Acute Withdrawal and Post Acute Withdrawal Syndrome are the first two difficult, but necessary steps in weaning an addict off drugs or alcohol.
Depending on the severity of the addiction, withdrawal can present many challenges to patients and those treating them — challenges that are inherently unique to the patient and their situation. The presence of comorbid mental health issues can also impact the success of treatment in the long run.
The Hader Clinic understands withdrawal. To manage the effects of withdrawal, we have formulated a detailed, holistic 28-Day Detox & Withdrawal Program to give patients the best chance at ongoing success.
What are the stages of withdrawal?
Withdrawal is defined by two distinct stages. The first stage, the Acute Withdrawal stage, lasts up to several weeks, in which the individual will experience physical withdrawal symptoms, including restlessness, problems sleeping, and intense cravings.
The second, and less commonly acknowledged stage, is referred to as Post Acute Withdrawal Syndrome (or PAWS). During this second stage, the physical symptoms mostly subside and give way to a variety of emotional and psychological withdrawal symptoms.
1. Acute Withdrawal
The symptoms of the acute withdrawal stage vary widely from patient to patient. In some cases, patients will be familiar with the symptoms, having experienced similar side effects between relapses. In others, they may not have experienced anything like what they are feeling before. Symptoms will also depend on the severity of the substance abuse issues.
These symptoms are largely relegated to physical effects of withdrawal, and can include:
- Bodily aches and pains
- Nausea and vomiting
- Tremor and shaking
- Temperature fluctuations
- Difficulty breathing

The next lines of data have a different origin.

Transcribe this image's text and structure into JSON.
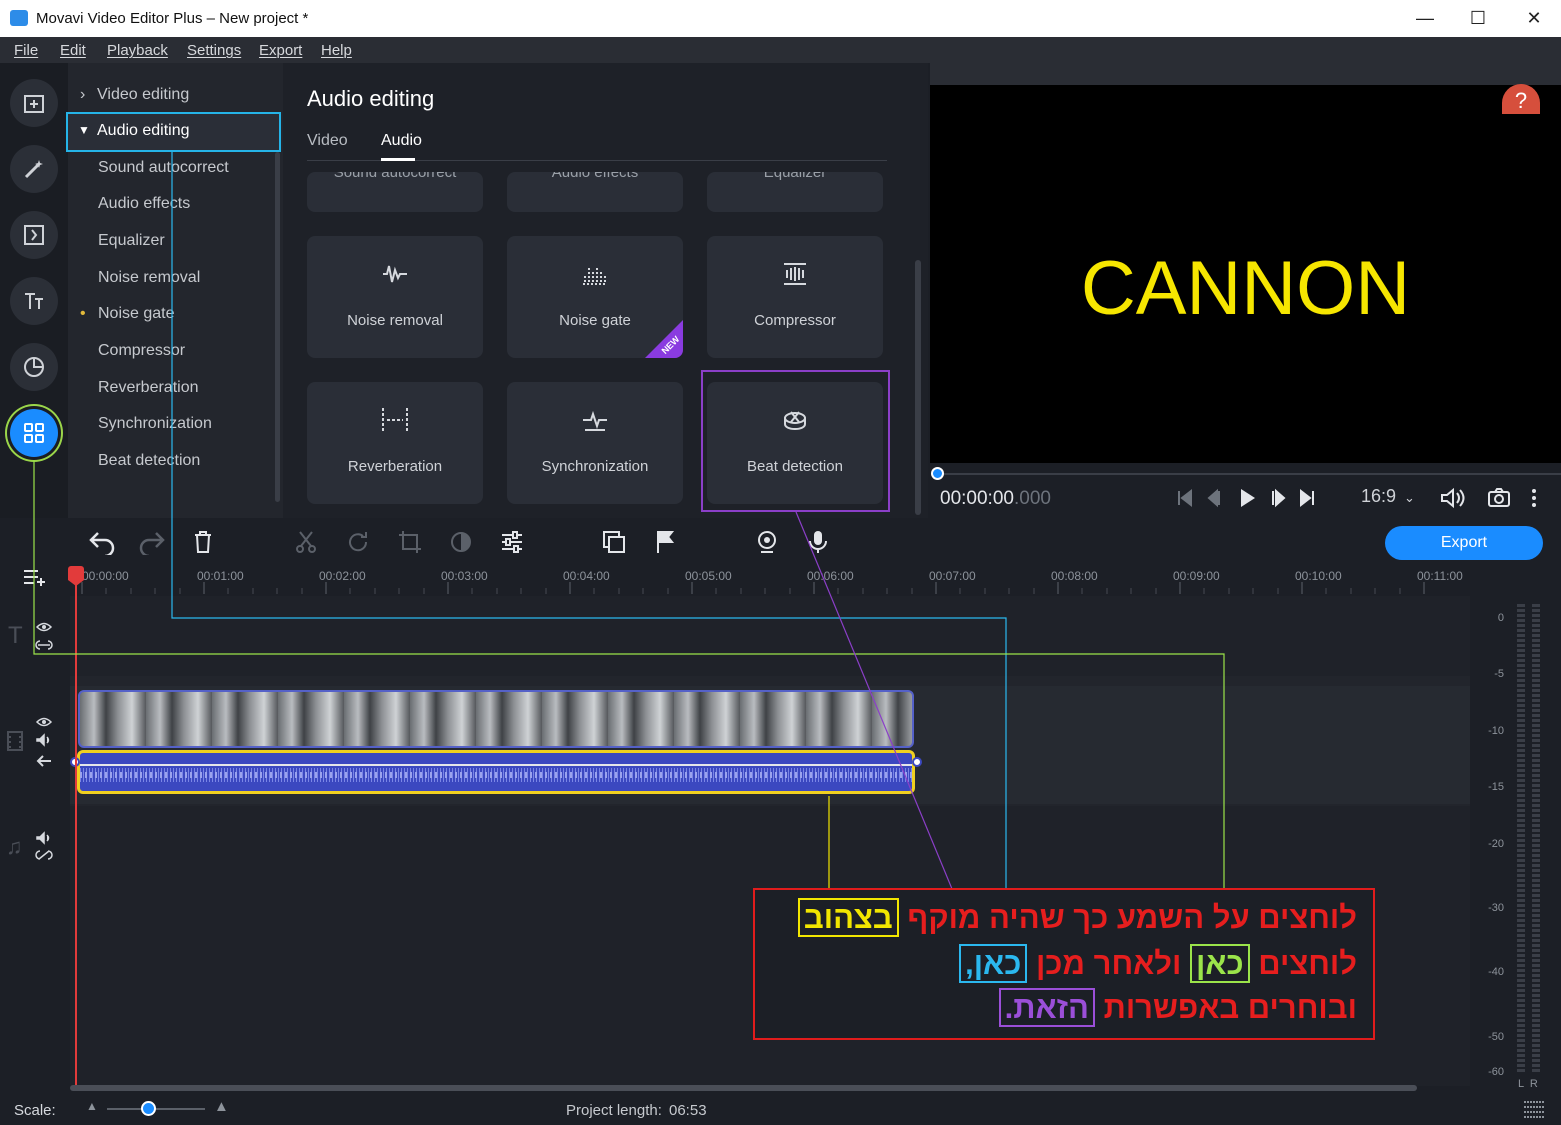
{
  "window": {
    "title": "Movavi Video Editor Plus – New project *",
    "minimize": "—",
    "maximize": "☐",
    "close": "✕"
  },
  "menu": [
    "File",
    "Edit",
    "Playback",
    "Settings",
    "Export",
    "Help"
  ],
  "categories": {
    "video_editing": "Video editing",
    "audio_editing": "Audio editing",
    "items": [
      "Sound autocorrect",
      "Audio effects",
      "Equalizer",
      "Noise removal",
      "Noise gate",
      "Compressor",
      "Reverberation",
      "Synchronization",
      "Beat detection"
    ]
  },
  "panel": {
    "title": "Audio editing",
    "tabs": [
      "Video",
      "Audio"
    ],
    "active_tab": "Audio",
    "partial_tiles": [
      "Sound autocorrect",
      "Audio effects",
      "Equalizer"
    ],
    "tiles": [
      {
        "label": "Noise removal",
        "icon": "noise-removal-icon"
      },
      {
        "label": "Noise gate",
        "icon": "noise-gate-icon",
        "badge": "NEW"
      },
      {
        "label": "Compressor",
        "icon": "compressor-icon"
      },
      {
        "label": "Reverberation",
        "icon": "reverberation-icon"
      },
      {
        "label": "Synchronization",
        "icon": "synchronization-icon"
      },
      {
        "label": "Beat detection",
        "icon": "beat-detection-icon"
      }
    ]
  },
  "preview": {
    "text": "CANNON",
    "help": "?",
    "timecode_main": "00:00:00",
    "timecode_ms": ".000",
    "aspect": "16:9"
  },
  "toolbar": {
    "export_label": "Export"
  },
  "ruler": {
    "labels": [
      "00:00:00",
      "00:01:00",
      "00:02:00",
      "00:03:00",
      "00:04:00",
      "00:05:00",
      "00:06:00",
      "00:07:00",
      "00:08:00",
      "00:09:00",
      "00:10:00",
      "00:11:00"
    ]
  },
  "vu_meter": {
    "labels": [
      "0",
      "-5",
      "-10",
      "-15",
      "-20",
      "-30",
      "-40",
      "-50",
      "-60"
    ],
    "channels": "L  R"
  },
  "status": {
    "scale_label": "Scale:",
    "project_length_label": "Project length:",
    "project_length_value": "06:53"
  },
  "annotation": {
    "line1_text": "לוחצים על השמע כך שהיה מוקף ",
    "line1_highlight": "בצהוב",
    "line2_text_a": "לוחצים ",
    "line2_highlight_a": "כאן",
    "line2_text_b": " ולאחר מכן ",
    "line2_highlight_b": "כאן,",
    "line3_text": "ובוחרים באפשרות ",
    "line3_highlight": "הזאת."
  },
  "colors": {
    "accent": "#1a8cff",
    "annotation_red": "#e61e1e",
    "highlight_yellow": "#f2e600",
    "highlight_green": "#9be44a",
    "highlight_cyan": "#2bb8ef",
    "highlight_purple": "#9b4fd8"
  }
}
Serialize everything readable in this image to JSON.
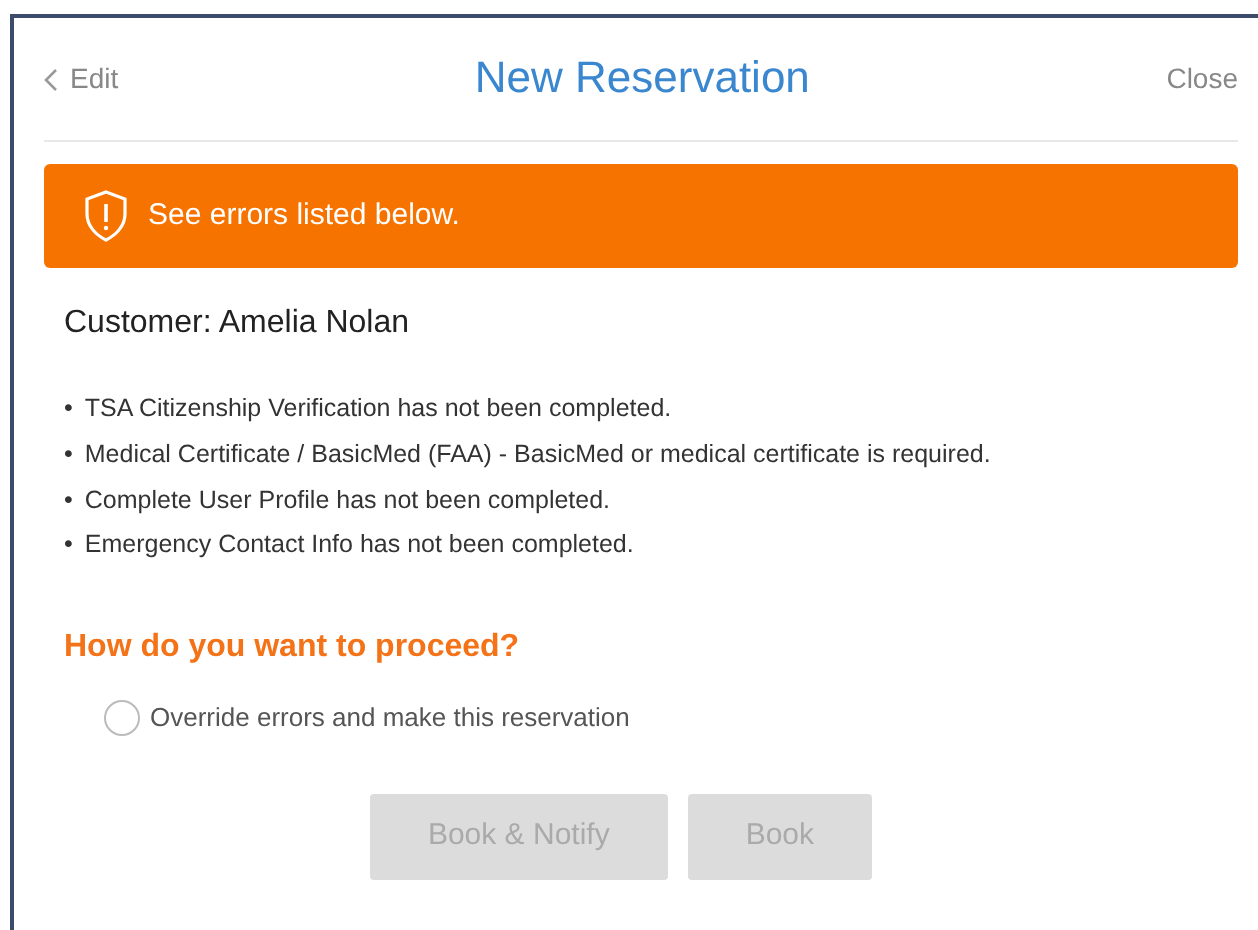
{
  "header": {
    "back": "Edit",
    "title": "New Reservation",
    "close": "Close"
  },
  "alert": {
    "text": "See errors listed below."
  },
  "customer": "Customer: Amelia Nolan",
  "errors": [
    {
      "bullet": "•",
      "text": "TSA Citizenship Verification has not been completed."
    },
    {
      "bullet": "•",
      "text": "Medical Certificate / BasicMed (FAA) - BasicMed or medical certificate is required."
    },
    {
      "bullet": "•",
      "text": "Complete User Profile has not been completed."
    },
    {
      "bullet": "•",
      "text": "Emergency Contact Info has not been completed."
    }
  ],
  "proceed": {
    "heading": "How do you want to proceed?",
    "options": [
      {
        "label": "Override errors and make this reservation",
        "checked": false
      }
    ]
  },
  "buttons": [
    {
      "label": "Book & Notify",
      "disabled": true
    },
    {
      "label": "Book",
      "disabled": true
    }
  ]
}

Acute withdrawal from some substances, such as alcohol and benzodiazepine, can be fatal to patients. Life-threatening symptoms like seizure and coma are common, if not managed correctly with medical expertise. No matter what the substance is, The Hader Clinic always recommends clinical withdrawal treatment.
2. Post Acute Withdrawal Syndrome
Symptoms that individuals face when dealing with the post-acute stage of withdrawal are similar for everyone, in contrast to the acute, physical stage, where symptoms greatly vary from person to person.
Essentially, the post-acute stage of withdrawal is the process of an individual’s brain re-establishing a chemical equilibrium without the presence of drugs.
While the symptoms of post acute withdrawal syndrome are relatively consistent case by case, the person experiencing the symptoms has usually never experienced a state of such extreme mental variance. At the begging of this stage, symptoms can change by the minute and hour.
Some of these symptoms include:
- Disturbed sleep
- Mood swings
- Low enthusiasm
As time goes on, individuals may notice that the symptoms have become much more stable, and even predictable. Post-acute withdrawal syndrome usually lasts around 24 months. However, the symptoms become more manageable each day. The greatest hurdles always present themselves within the first several weeks.
The most important thing when dealing with post acute withdrawal syndrome is to remain as patient as possible. In the beginning, it is common to feel as if the symptoms will never subside, and this state of mental exhaustion will last forever. This is not true.
As a patient suffering through PAWS, you owe it to yourself to go with the flow, find your own pace, and understand that with each day, your brain is healing a little more.
Professional rehabilitation clinics, like The Hader Clinic, can also offer a range of outpatient programs and support services to help former addicts manage PAWS.
PAWS and the relationship with relapse
Post-acute withdrawal syndrome is a major trigger for relapse. Numbing the discomfort of the mind with the same substance is often much easier than dealing with the symptoms head on.
To combat this trend, any healthcare professionals recommend residential treatment for at least three months, in which the individual can be properly cared for. Residential rehabilitation also keeps the patient away from any temptations that will likely end in relapse.